*** Opening Material to process ***
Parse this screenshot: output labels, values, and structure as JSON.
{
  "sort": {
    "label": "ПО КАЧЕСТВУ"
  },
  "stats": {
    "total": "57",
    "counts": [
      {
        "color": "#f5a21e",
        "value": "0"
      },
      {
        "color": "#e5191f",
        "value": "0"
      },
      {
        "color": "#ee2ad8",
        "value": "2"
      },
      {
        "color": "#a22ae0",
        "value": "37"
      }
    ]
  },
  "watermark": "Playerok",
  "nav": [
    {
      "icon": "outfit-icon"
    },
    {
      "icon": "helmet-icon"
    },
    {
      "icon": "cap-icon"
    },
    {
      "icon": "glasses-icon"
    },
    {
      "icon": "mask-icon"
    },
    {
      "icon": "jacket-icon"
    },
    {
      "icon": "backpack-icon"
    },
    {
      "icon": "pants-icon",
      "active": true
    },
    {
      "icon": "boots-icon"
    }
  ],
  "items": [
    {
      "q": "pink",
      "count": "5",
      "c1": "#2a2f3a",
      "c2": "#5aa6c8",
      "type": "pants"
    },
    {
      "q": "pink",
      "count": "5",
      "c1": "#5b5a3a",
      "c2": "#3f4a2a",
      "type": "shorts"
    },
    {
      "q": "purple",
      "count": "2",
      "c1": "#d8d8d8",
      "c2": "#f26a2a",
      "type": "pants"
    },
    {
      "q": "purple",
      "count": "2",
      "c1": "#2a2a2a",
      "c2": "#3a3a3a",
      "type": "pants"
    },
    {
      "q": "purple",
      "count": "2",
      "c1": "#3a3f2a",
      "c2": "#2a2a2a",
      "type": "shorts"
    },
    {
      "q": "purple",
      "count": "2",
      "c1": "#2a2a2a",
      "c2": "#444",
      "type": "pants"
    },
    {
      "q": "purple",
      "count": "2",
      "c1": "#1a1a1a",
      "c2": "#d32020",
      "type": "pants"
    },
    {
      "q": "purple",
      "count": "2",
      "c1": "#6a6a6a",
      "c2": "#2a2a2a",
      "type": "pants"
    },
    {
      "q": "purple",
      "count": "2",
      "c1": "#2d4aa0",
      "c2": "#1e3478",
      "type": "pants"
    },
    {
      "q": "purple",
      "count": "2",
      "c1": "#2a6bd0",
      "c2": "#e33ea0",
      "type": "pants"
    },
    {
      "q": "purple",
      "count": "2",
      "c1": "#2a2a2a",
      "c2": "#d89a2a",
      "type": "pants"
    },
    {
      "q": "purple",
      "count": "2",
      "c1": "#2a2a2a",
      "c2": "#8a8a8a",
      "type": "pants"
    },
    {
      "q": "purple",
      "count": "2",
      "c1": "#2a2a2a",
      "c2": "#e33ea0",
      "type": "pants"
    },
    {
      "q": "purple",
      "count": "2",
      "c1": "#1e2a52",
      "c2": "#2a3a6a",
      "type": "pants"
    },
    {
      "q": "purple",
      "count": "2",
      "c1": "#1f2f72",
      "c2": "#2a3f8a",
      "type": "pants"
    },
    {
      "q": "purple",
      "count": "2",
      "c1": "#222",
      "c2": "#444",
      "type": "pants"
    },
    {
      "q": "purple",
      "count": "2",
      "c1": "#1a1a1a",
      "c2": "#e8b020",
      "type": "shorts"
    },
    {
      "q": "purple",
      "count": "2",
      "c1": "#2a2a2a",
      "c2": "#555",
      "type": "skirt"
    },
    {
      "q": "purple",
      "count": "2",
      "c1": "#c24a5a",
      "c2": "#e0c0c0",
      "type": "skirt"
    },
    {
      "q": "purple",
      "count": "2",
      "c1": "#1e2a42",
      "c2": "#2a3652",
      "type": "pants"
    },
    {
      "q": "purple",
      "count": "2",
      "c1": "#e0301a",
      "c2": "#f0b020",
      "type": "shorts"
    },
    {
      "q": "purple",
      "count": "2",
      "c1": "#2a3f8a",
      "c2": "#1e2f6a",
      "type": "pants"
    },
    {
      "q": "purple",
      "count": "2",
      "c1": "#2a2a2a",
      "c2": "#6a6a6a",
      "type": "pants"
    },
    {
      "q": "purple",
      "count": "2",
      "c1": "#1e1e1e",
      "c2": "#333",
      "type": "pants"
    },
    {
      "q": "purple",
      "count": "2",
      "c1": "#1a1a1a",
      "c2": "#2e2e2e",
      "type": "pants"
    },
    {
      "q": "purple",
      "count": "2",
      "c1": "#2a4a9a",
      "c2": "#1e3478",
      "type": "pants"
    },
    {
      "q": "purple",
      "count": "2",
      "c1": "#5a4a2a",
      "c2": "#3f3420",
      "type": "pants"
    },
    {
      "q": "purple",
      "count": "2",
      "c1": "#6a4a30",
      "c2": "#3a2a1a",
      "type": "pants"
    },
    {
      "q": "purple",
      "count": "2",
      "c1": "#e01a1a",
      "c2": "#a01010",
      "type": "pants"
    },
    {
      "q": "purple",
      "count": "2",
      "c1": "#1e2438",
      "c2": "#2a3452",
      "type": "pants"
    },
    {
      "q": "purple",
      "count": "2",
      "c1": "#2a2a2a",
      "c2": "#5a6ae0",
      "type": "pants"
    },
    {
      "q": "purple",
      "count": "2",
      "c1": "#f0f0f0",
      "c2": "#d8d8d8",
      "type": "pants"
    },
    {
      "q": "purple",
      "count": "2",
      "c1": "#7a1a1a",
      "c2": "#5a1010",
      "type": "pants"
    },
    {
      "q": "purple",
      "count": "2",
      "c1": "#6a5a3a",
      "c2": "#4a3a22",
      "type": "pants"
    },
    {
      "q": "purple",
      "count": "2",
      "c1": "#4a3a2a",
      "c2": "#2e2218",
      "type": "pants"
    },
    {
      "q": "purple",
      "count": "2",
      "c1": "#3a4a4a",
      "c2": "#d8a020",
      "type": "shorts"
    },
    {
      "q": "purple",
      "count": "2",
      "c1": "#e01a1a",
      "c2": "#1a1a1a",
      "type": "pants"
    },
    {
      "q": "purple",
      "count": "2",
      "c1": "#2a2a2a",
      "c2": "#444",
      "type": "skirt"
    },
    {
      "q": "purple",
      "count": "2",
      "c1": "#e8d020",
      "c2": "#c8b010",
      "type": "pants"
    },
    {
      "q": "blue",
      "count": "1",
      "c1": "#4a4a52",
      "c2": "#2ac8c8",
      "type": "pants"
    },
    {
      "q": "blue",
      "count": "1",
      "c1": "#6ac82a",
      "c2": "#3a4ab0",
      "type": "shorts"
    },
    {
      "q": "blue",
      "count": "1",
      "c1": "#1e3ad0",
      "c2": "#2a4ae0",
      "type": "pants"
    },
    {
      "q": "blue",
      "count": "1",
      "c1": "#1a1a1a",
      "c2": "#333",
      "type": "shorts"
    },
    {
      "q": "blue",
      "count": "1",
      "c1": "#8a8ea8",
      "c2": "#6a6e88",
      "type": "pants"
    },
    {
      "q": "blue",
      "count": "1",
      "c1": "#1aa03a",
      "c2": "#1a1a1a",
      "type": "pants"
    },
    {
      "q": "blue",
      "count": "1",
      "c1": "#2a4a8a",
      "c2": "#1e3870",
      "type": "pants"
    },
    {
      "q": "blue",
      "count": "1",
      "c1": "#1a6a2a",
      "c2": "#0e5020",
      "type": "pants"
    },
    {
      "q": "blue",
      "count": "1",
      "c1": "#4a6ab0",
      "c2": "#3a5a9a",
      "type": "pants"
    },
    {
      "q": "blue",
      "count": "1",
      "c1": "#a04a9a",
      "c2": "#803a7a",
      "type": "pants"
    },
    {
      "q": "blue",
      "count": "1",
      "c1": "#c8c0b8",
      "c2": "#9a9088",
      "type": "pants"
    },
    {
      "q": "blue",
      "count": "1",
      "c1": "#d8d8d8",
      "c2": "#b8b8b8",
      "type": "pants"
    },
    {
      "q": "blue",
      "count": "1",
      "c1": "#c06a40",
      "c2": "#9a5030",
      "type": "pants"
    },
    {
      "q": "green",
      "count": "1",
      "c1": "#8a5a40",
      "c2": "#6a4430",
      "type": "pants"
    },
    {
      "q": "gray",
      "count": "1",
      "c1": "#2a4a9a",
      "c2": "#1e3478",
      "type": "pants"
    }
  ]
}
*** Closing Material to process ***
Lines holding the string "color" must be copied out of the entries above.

Answer to this task =
        "color": "#f5a21e",
        "color": "#e5191f",
        "color": "#ee2ad8",
        "color": "#a22ae0",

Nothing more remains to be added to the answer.